In any data science project, once the variables that correspond to business objectives are defined, typically the project proceeds with the following aims: (1) to understand the data quantitatively, (2) to describe the data by producing a ‘model’ that represents adequately the data at hand, and (3) to use this model to predict the outcome of those variables from ‘future’ observed data.
Anyone dealing with machine learning is bound to be familiar with the phenomenon of overfitting, one of the first things taught to students, and probably one of the problems that will continue to shadow us in any data-centric job: when the predictive model works very well in the lab, but behaves poorly when deployed in the real world.
What is Overfitting?
Overfitting is defined as “the production of an analysis which corresponds too closely or exactly to a particular set of data, and may therefore fail to fit additional data or predict future observations reliably.”
Whether a regression, decision tree, or neural network, the different models are constructed differently: some depend on a few features (in the case of a linear model), some are too complex to visualize and understand at a glance (in the case of a deep neural network). Since there is inherently noise in data, the model fitting (‘learning’) process can either learn too little pattern (‘underfit’) or learn too many ‘false’ patterns discernible in the ‘noise’ of the seen data (‘overfit’) not meant to be present in the intended application, that end up distorting the model. Typically, this can be illustrated in the diagram below:
In Machine Learning (ML), training and testing are often done on different parts of data available. The models — whether they be trees, neural networks, equations — that have characterized the training data very well, are validated on a ‘different’ part of data. Overfitting is detected when the model has learned too many ‘false patterns’ from the training data that do not generalize to the validation data.

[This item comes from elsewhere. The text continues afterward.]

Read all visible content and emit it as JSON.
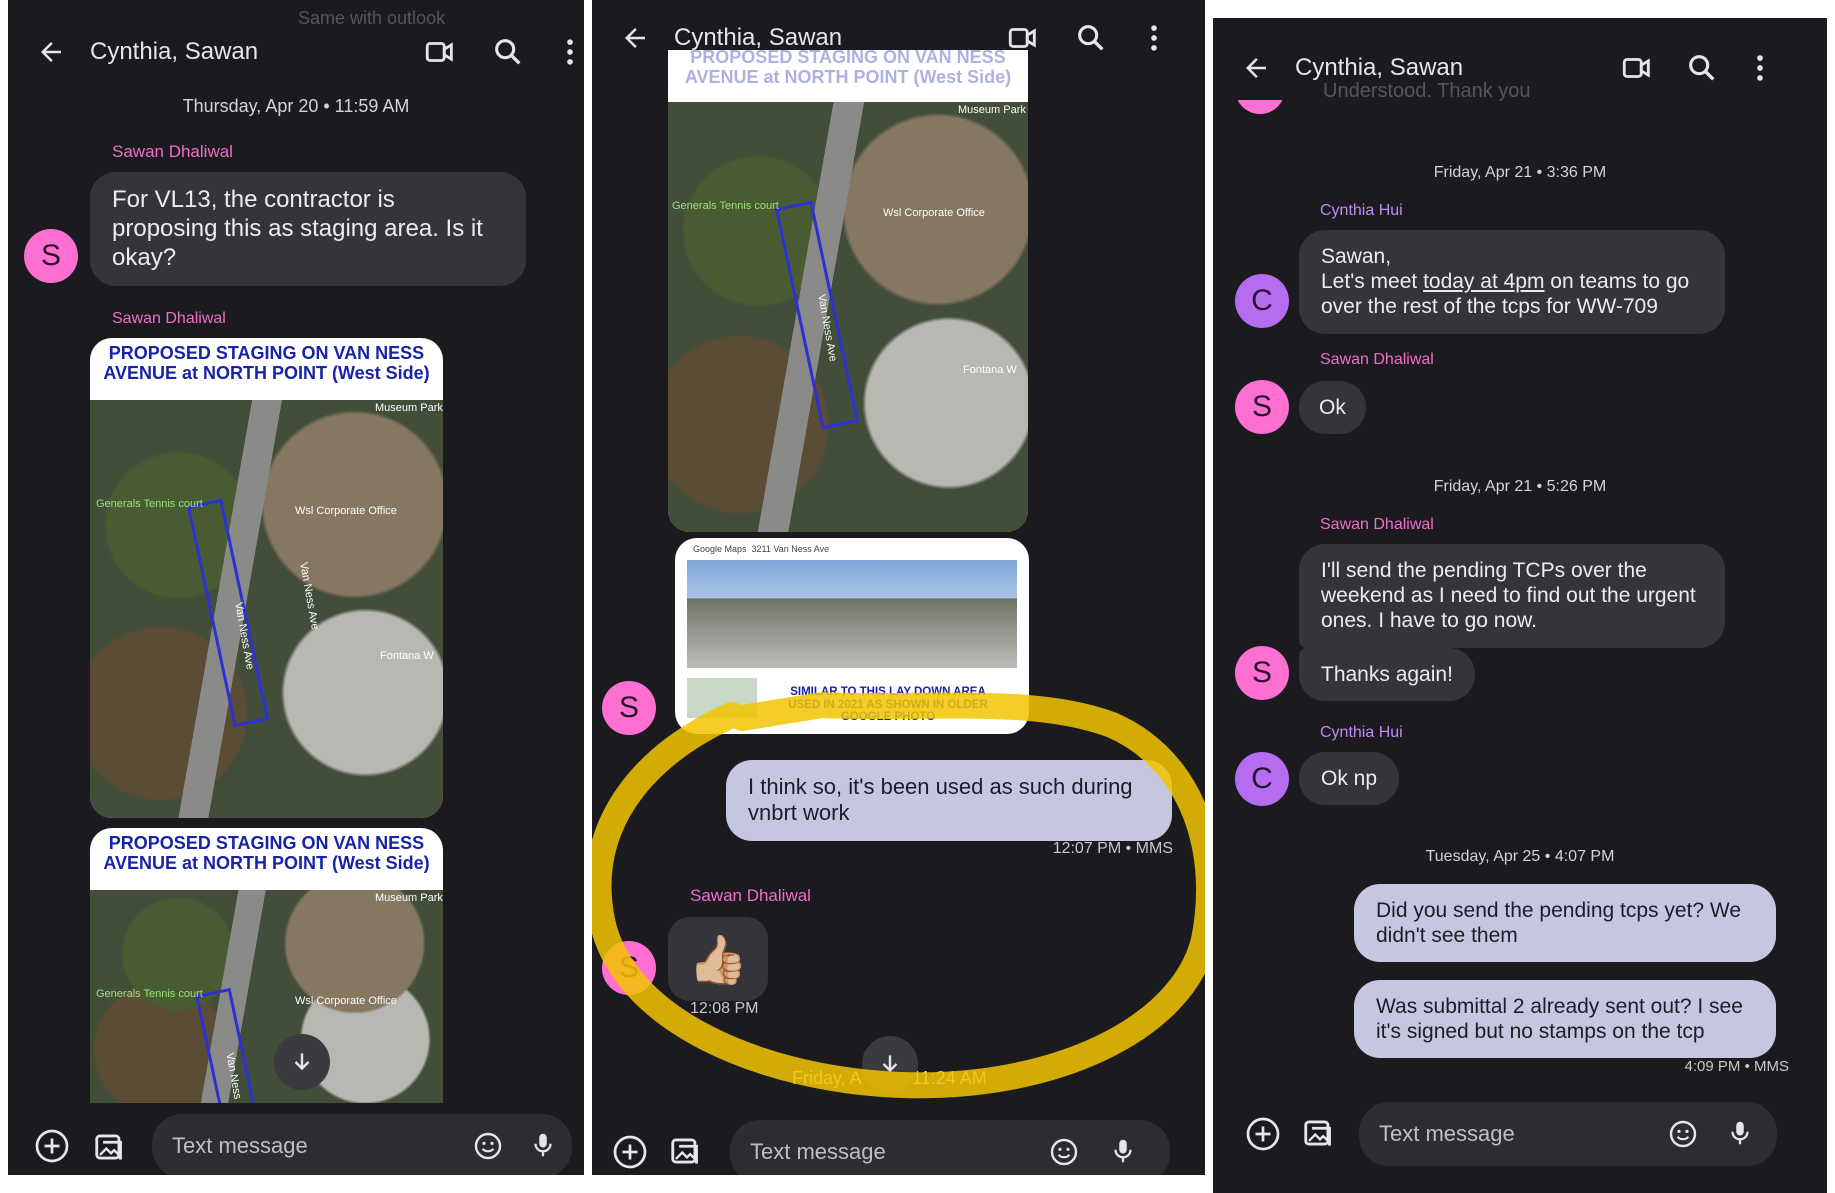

As such, most ML practitioners reduce the problem of overfitting to a matter of knowing when to stop training, typically by choosing an ‘early stopping’ value around the red dotted line, illustrated in the loss vs. several iterations graph below.
If detecting overfitting is reduced to a matter of “learning enough”, inherent to the contemporary ML training process, it is assumed to be “solved” when the model works on a portion of the held-out data. In some cases, k-fold / cross-validation is performed, which splits the data into k ‘folds’: one held-out test set and k-1 training sets. Given that most models do not make it to the crucible of the production environment, most practitioners stop at demonstrating (in a lab-controlled environment) that the model “works”; when the numbers from cross-validation statistics check out fine, showing consistent performance across all folds.
But.. is it so simple?
In simpler or more trivial models, overfitting may not even be noticeable! However, with more rigorous testing or when the model is lucky enough to be deployed to the production stage, there is usually more than one validation set (or more than one client’s data!). It is not infrequent that we see various validation/real-world data do not ‘converge’ at the same rate, making the task of choosing an early stopping point more challenging. With just two different validation data sets, one can observe the following:
What about this curve?
When we get curves that look like the graphs above, it is harder to answer these questions: When does overfitting ‘begin’? How to deal with multiple loss functions? What is happening here??
Digging your way out
Textbook ML prescribes many ‘solutions’ — which might just work if you are lucky — sometimes without you knowing exactly what is the problem:
Deep down, most overfitting problems will go away if we have an abundant amount of ‘good enough’ data, which for most data scientists is a utopian dream. Limited resource makes it impossible to collect the perfect data: clean, complete, unbiased, independent, and cheap. For many neural network ML pipelines, data augmentation has become de rigeur, which aims to make the model not learn characteristics unique to the dataset, by multiplying the amount of training data available. Without collecting more data, data can be ‘multiplied’ by varying them through small perturbations to make them seem different from the model. Whether or not this approach is effective will depend on what is your model learning!
The regularization term is routinely added in model fitting, to penalize overly complex models. In regression methods, L1 or L2 penalty terms are often added to encourage smaller coefficients and thus, ‘simpler’ models. In the decision trees, methods such as decision tree pruning or limiting tree maximum depth, are typical ways to ‘keep model simple’. Combined with ensemble methods, e.g. bagging or boosting, they can be used to avoid overfitting and make use of multiple weak learners to arrive at a robust predictor. In DL techniques, regularization is achieved by introducing a dropout layer, that will randomly turn off neurons during training.
If you have gone through all those steps outlined above and still feel somehow that you just got lucky with a particular training/validation data set, you are not alone. We need to dig deeper to truly understand what is happening and get out of this sticky mess, or accept the risk of deploying such limited models and set up a future trap for ourselves!